In the entries below, find each line with the word "رسانی" and return it.

Segment Start: The input

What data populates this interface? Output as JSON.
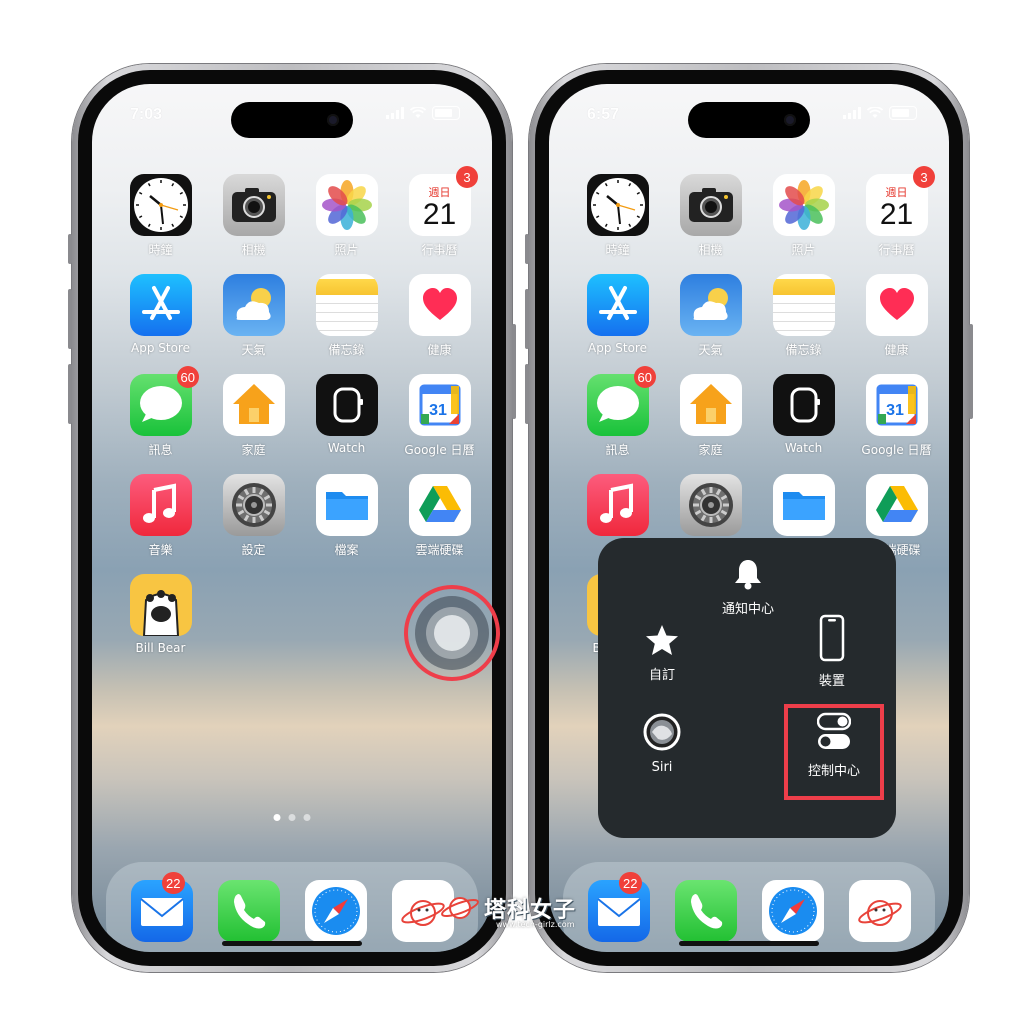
{
  "phones": [
    {
      "status": {
        "time": "7:03"
      },
      "apps": [
        {
          "name": "時鐘",
          "icon": "clock-icon"
        },
        {
          "name": "相機",
          "icon": "camera-icon"
        },
        {
          "name": "照片",
          "icon": "photos-icon"
        },
        {
          "name": "行事曆",
          "icon": "calendar-icon",
          "weekday": "週日",
          "day": "21",
          "badge": "3"
        },
        {
          "name": "App Store",
          "icon": "app-store-icon"
        },
        {
          "name": "天氣",
          "icon": "weather-icon"
        },
        {
          "name": "備忘錄",
          "icon": "notes-icon"
        },
        {
          "name": "健康",
          "icon": "health-icon"
        },
        {
          "name": "訊息",
          "icon": "messages-icon",
          "badge": "60"
        },
        {
          "name": "家庭",
          "icon": "home-icon"
        },
        {
          "name": "Watch",
          "icon": "watch-icon"
        },
        {
          "name": "Google 日曆",
          "icon": "google-calendar-icon",
          "day": "31"
        },
        {
          "name": "音樂",
          "icon": "music-icon"
        },
        {
          "name": "設定",
          "icon": "settings-icon"
        },
        {
          "name": "檔案",
          "icon": "files-icon"
        },
        {
          "name": "雲端硬碟",
          "icon": "google-drive-icon"
        },
        {
          "name": "Bill Bear",
          "icon": "bill-bear-icon"
        }
      ],
      "dock": [
        {
          "icon": "mail-icon",
          "badge": "22"
        },
        {
          "icon": "phone-icon"
        },
        {
          "icon": "safari-icon"
        },
        {
          "icon": "tech-girls-icon"
        }
      ],
      "page_dots": 3,
      "active_page": 0
    },
    {
      "status": {
        "time": "6:57"
      }
    }
  ],
  "assistive_menu": {
    "items": [
      {
        "label": "通知中心",
        "icon": "bell-icon"
      },
      {
        "label": "自訂",
        "icon": "star-icon"
      },
      {
        "label": "裝置",
        "icon": "device-icon"
      },
      {
        "label": "Siri",
        "icon": "siri-icon"
      },
      {
        "label": "控制中心",
        "icon": "control-center-icon"
      }
    ],
    "highlighted": "控制中心"
  },
  "highlight_color": "#ee3e4a",
  "watermark": {
    "text": "塔科女子",
    "sub": "www.tech-girlz.com"
  }
}
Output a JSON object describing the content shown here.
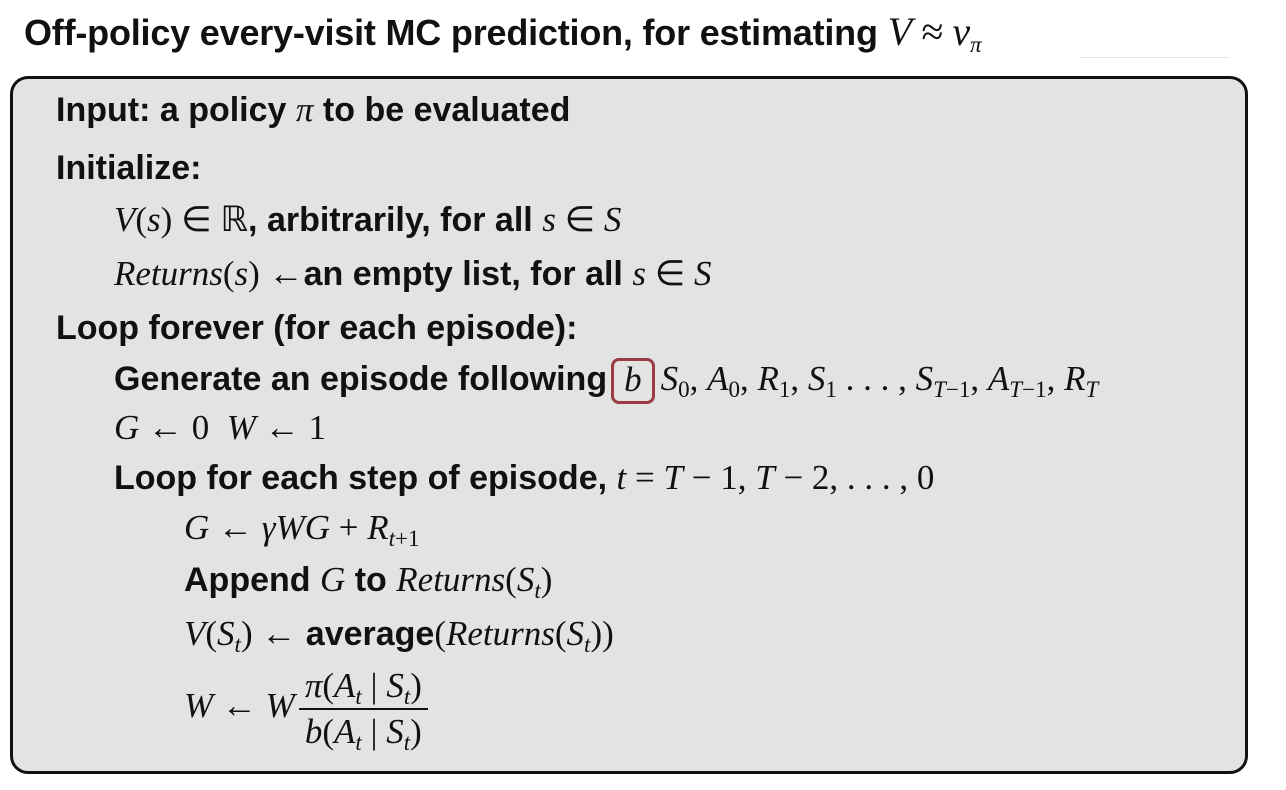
{
  "title": {
    "text": "Off-policy every-visit MC prediction, for estimating",
    "math": "V ≈ v",
    "math_sub": "π"
  },
  "input_line": {
    "before": "Input: a policy",
    "var": "π",
    "after": "to be evaluated"
  },
  "initialize_label": "Initialize:",
  "init_v": {
    "math": "V(s) ∈ ℝ",
    "text": ", arbitrarily, for all",
    "math2": "s ∈ S"
  },
  "init_returns": {
    "math": "Returns(s) ←",
    "text": "an empty list, for all",
    "math2": "s ∈ S"
  },
  "loop_forever": "Loop forever (for each episode):",
  "generate": {
    "text": "Generate an episode following",
    "policy_highlight": "b",
    "sequence": "S0, A0, R1, S1 . . . , ST−1, AT−1, RT"
  },
  "init_gw": "G ← 0  W ← 1",
  "loop_step": {
    "text": "Loop for each step of episode,",
    "math": "t = T − 1, T − 2, . . . , 0"
  },
  "update_g": "G ← γWG + Rt+1",
  "append": {
    "word1": "Append",
    "var": "G",
    "word2": "to",
    "math": "Returns(St)"
  },
  "update_v": {
    "math": "V(St) ←",
    "fn": "average",
    "arg": "(Returns(St))"
  },
  "update_w": {
    "lhs": "W ← W",
    "numerator": "π(At | St)",
    "denominator": "b(At | St)"
  },
  "colors": {
    "box_fill": "#e3e3e3",
    "box_border": "#111111",
    "highlight_border": "#9a3b45"
  }
}
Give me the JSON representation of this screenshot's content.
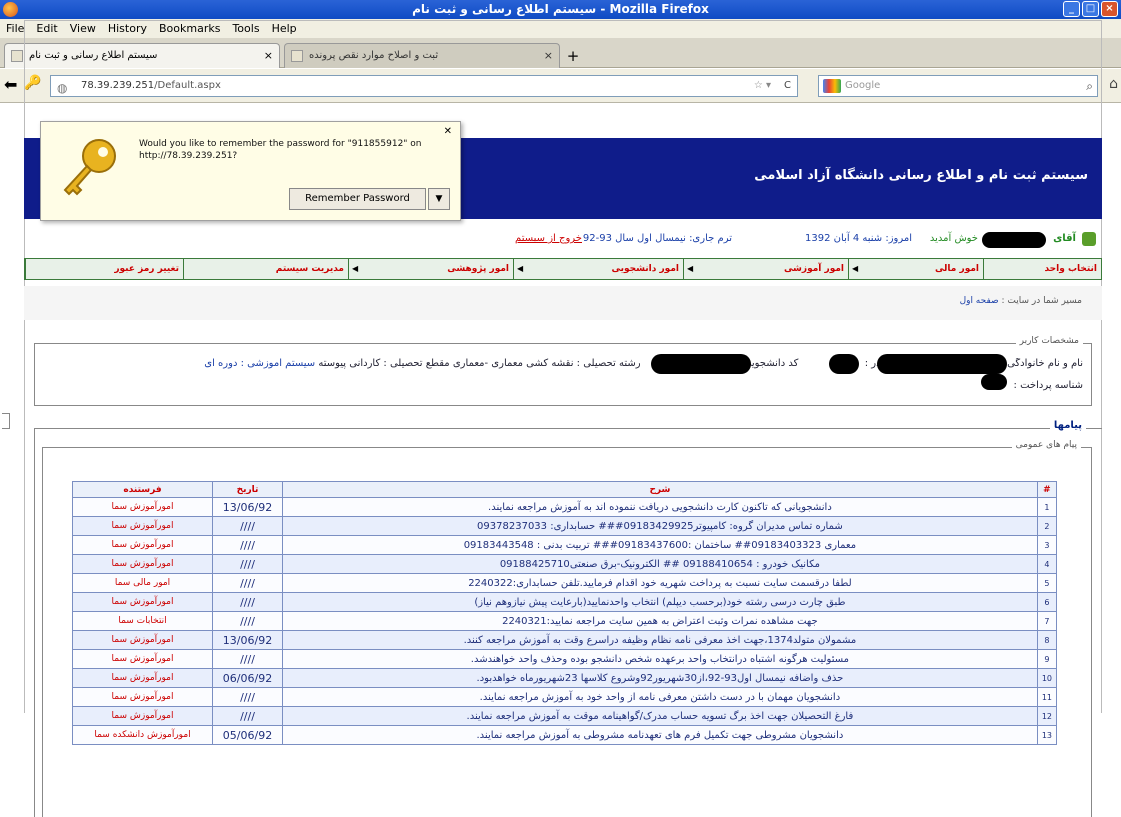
{
  "window": {
    "title": "سیستم اطلاع رسانی و ثبت نام - Mozilla Firefox"
  },
  "menu": [
    "File",
    "Edit",
    "View",
    "History",
    "Bookmarks",
    "Tools",
    "Help"
  ],
  "tabs": [
    {
      "label": "سیستم اطلاع رسانی و ثبت نام",
      "active": true
    },
    {
      "label": "ثبت و اصلاح موارد نقص پرونده",
      "active": false
    }
  ],
  "nav": {
    "url_host": "78.39.239.251",
    "url_path": "/Default.aspx",
    "search_placeholder": "Google"
  },
  "password_prompt": {
    "message": "Would you like to remember the password for \"911855912\" on http://78.39.239.251?",
    "button": "Remember Password"
  },
  "banner": {
    "title": "سیستم ثبت نام و اطلاع رسانی دانشگاه آزاد اسلامی"
  },
  "userbar": {
    "greeting": "آقای",
    "welcome": "خوش آمدید",
    "date": "امروز: شنبه 4 آبان 1392",
    "term": "ترم جاری: نیمسال اول سال 93-92",
    "exit": "خروج از سیستم",
    "portal": "پرتال"
  },
  "menu_items": [
    {
      "label": "انتخاب واحد",
      "arrow": false
    },
    {
      "label": "امور مالی",
      "arrow": true
    },
    {
      "label": "امور آموزشی",
      "arrow": true
    },
    {
      "label": "امور دانشجویی",
      "arrow": true
    },
    {
      "label": "امور پژوهشی",
      "arrow": true
    },
    {
      "label": "مدیریت سیستم",
      "arrow": false
    },
    {
      "label": "تغییر رمز عبور",
      "arrow": false
    }
  ],
  "breadcrumb": {
    "prefix": "مسیر شما در سایت :",
    "link": "صفحه اول"
  },
  "user_info": {
    "legend": "مشخصات کاربر",
    "name_label": "نام و نام خانوادگی :",
    "father_label": "پدر :",
    "id_label": "کد دانشجویی :",
    "major_label": "رشته تحصیلی :",
    "major": "نقشه کشی معماری -معماری",
    "level_label": "مقطع تحصیلی :",
    "level": "کاردانی پیوسته",
    "system_label": "سیستم آموزشی :",
    "system": "دوره ای",
    "payment_label": "شناسه پرداخت :"
  },
  "messages_legend": "پیامها",
  "public_legend": "پیام های عمومی",
  "table": {
    "headers": {
      "num": "#",
      "desc": "شرح",
      "date": "تاریخ",
      "sender": "فرستنده"
    },
    "rows": [
      {
        "num": "1",
        "desc": "دانشجویانی که تاکنون کارت دانشجویی دریافت ننموده اند به آموزش مراجعه نمایند.",
        "date": "13/06/92",
        "sender": "امورآموزش سما"
      },
      {
        "num": "2",
        "desc": "شماره تماس مدیران گروه: کامپیوتر09183429925### حسابداری: 09378237033",
        "date": "////",
        "sender": "امورآموزش سما"
      },
      {
        "num": "3",
        "desc": "معماری 09183403323## ساختمان :09183437600### تربیت بدنی : 09183443548",
        "date": "////",
        "sender": "امورآموزش سما"
      },
      {
        "num": "4",
        "desc": "مکانیک خودرو : 09188410654 ## الکترونیک-برق صنعتی09188425710",
        "date": "////",
        "sender": "امورآموزش سما"
      },
      {
        "num": "5",
        "desc": "لطفا درقسمت سایت نسبت به پرداخت شهریه خود اقدام فرمایید.تلفن حسابداری:2240322",
        "date": "////",
        "sender": "امور مالی سما"
      },
      {
        "num": "6",
        "desc": "طبق چارت درسی رشته خود(برحسب دیپلم) انتخاب واحدنمایید(بارعایت پیش نیازوهم نیاز)",
        "date": "////",
        "sender": "امورآموزش سما"
      },
      {
        "num": "7",
        "desc": "جهت مشاهده نمرات وثبت اعتراض به همین سایت مراجعه نمایید:2240321",
        "date": "////",
        "sender": "انتخابات سما"
      },
      {
        "num": "8",
        "desc": "مشمولان متولد1374،جهت اخذ معرفی نامه نظام وظیفه دراسرع وقت به آموزش مراجعه کنند.",
        "date": "13/06/92",
        "sender": "امورآموزش سما"
      },
      {
        "num": "9",
        "desc": "مسئولیت هرگونه اشتباه درانتخاب واحد برعهده شخص دانشجو بوده وحذف واحد خواهندشد.",
        "date": "////",
        "sender": "امورآموزش سما"
      },
      {
        "num": "10",
        "desc": "حذف واضافه نیمسال اول93-92،از30شهریور92وشروع کلاسها 23شهریورماه خواهدبود.",
        "date": "06/06/92",
        "sender": "امورآموزش سما"
      },
      {
        "num": "11",
        "desc": "دانشجویان مهمان با در دست داشتن معرفی نامه از واحد خود به آموزش مراجعه نمایند.",
        "date": "////",
        "sender": "امورآموزش سما"
      },
      {
        "num": "12",
        "desc": "فارغ التحصیلان جهت اخذ برگ تسویه حساب مدرک/گواهینامه موقت به آموزش مراجعه نمایند.",
        "date": "////",
        "sender": "امورآموزش سما"
      },
      {
        "num": "13",
        "desc": "دانشجویان مشروطی جهت تکمیل فرم های تعهدنامه مشروطی به آموزش مراجعه نمایند.",
        "date": "05/06/92",
        "sender": "امورآموزش دانشکده سما"
      }
    ]
  }
}
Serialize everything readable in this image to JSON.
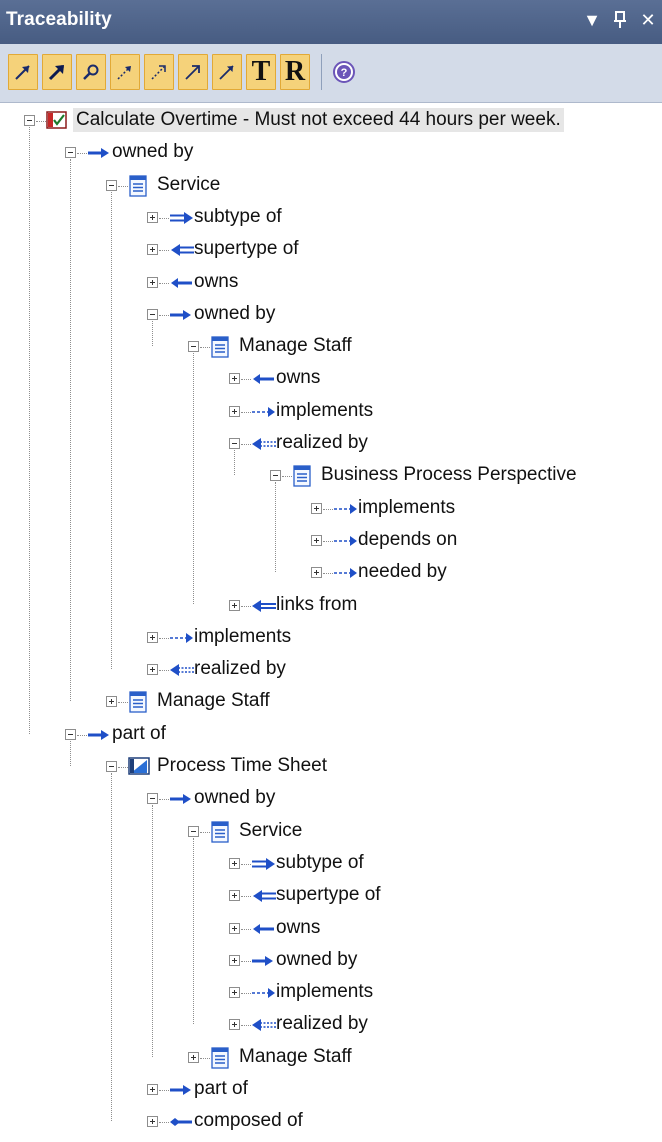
{
  "window": {
    "title": "Traceability",
    "controls": [
      "dropdown",
      "pin",
      "close"
    ]
  },
  "toolbar": {
    "buttons": [
      {
        "icon": "trace-arrow-icon"
      },
      {
        "icon": "trace-arrow-bold-icon"
      },
      {
        "icon": "trace-search-icon"
      },
      {
        "icon": "trace-dotted-arrow-icon"
      },
      {
        "icon": "trace-dotted-arrow-alt-icon"
      },
      {
        "icon": "trace-arrow-thin-icon"
      },
      {
        "icon": "trace-arrow-thin-alt-icon"
      },
      {
        "label": "T"
      },
      {
        "label": "R"
      }
    ],
    "help_icon": "help-icon"
  },
  "tree": {
    "nodes": [
      {
        "label": "Calculate Overtime - Must not exceed 44 hours per week.",
        "icon": "requirement-icon",
        "depth": 0,
        "expanded": true
      },
      {
        "label": "owned by",
        "icon": "owned-by-icon",
        "depth": 1,
        "expanded": true
      },
      {
        "label": "Service",
        "icon": "element-icon",
        "depth": 2,
        "expanded": true
      },
      {
        "label": "subtype of",
        "icon": "subtype-of-icon",
        "depth": 3,
        "expanded": false
      },
      {
        "label": "supertype of",
        "icon": "supertype-of-icon",
        "depth": 3,
        "expanded": false
      },
      {
        "label": "owns",
        "icon": "owns-icon",
        "depth": 3,
        "expanded": false
      },
      {
        "label": "owned by",
        "icon": "owned-by-icon",
        "depth": 3,
        "expanded": true
      },
      {
        "label": "Manage Staff",
        "icon": "element-icon",
        "depth": 4,
        "expanded": true
      },
      {
        "label": "owns",
        "icon": "owns-icon",
        "depth": 5,
        "expanded": false
      },
      {
        "label": "implements",
        "icon": "implements-icon",
        "depth": 5,
        "expanded": false
      },
      {
        "label": "realized by",
        "icon": "realized-by-icon",
        "depth": 5,
        "expanded": true
      },
      {
        "label": "Business Process Perspective",
        "icon": "element-icon",
        "depth": 6,
        "expanded": true
      },
      {
        "label": "implements",
        "icon": "implements-icon",
        "depth": 7,
        "expanded": false
      },
      {
        "label": "depends on",
        "icon": "depends-on-icon",
        "depth": 7,
        "expanded": false
      },
      {
        "label": "needed by",
        "icon": "needed-by-icon",
        "depth": 7,
        "expanded": false
      },
      {
        "label": "links from",
        "icon": "links-from-icon",
        "depth": 5,
        "expanded": false
      },
      {
        "label": "implements",
        "icon": "implements-icon",
        "depth": 3,
        "expanded": false
      },
      {
        "label": "realized by",
        "icon": "realized-by-icon",
        "depth": 3,
        "expanded": false
      },
      {
        "label": "Manage Staff",
        "icon": "element-icon",
        "depth": 2,
        "expanded": false
      },
      {
        "label": "part of",
        "icon": "part-of-icon",
        "depth": 1,
        "expanded": true
      },
      {
        "label": "Process Time Sheet",
        "icon": "process-icon",
        "depth": 2,
        "expanded": true
      },
      {
        "label": "owned by",
        "icon": "owned-by-icon",
        "depth": 3,
        "expanded": true
      },
      {
        "label": "Service",
        "icon": "element-icon",
        "depth": 4,
        "expanded": true
      },
      {
        "label": "subtype of",
        "icon": "subtype-of-icon",
        "depth": 5,
        "expanded": false
      },
      {
        "label": "supertype of",
        "icon": "supertype-of-icon",
        "depth": 5,
        "expanded": false
      },
      {
        "label": "owns",
        "icon": "owns-icon",
        "depth": 5,
        "expanded": false
      },
      {
        "label": "owned by",
        "icon": "owned-by-icon",
        "depth": 5,
        "expanded": false
      },
      {
        "label": "implements",
        "icon": "implements-icon",
        "depth": 5,
        "expanded": false
      },
      {
        "label": "realized by",
        "icon": "realized-by-icon",
        "depth": 5,
        "expanded": false
      },
      {
        "label": "Manage Staff",
        "icon": "element-icon",
        "depth": 4,
        "expanded": false
      },
      {
        "label": "part of",
        "icon": "part-of-icon",
        "depth": 3,
        "expanded": false
      },
      {
        "label": "composed of",
        "icon": "composed-of-icon",
        "depth": 3,
        "expanded": false
      }
    ]
  },
  "colors": {
    "title_bar": "#4d628a",
    "toolbar_bg": "#d3dbe8",
    "button_active": "#f5d27a",
    "arrow_blue": "#1f4fc7",
    "selection": "#e6e6e6"
  }
}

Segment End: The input

(Solution for this exercise)
    "title": "سیستم اطلاع رسانی و ثبت نام - Mozilla Firefox"
      "label": "سیستم اطلاع رسانی و ثبت نام",
    "title": "سیستم ثبت نام و اطلاع رسانی دانشگاه آزاد اسلامی"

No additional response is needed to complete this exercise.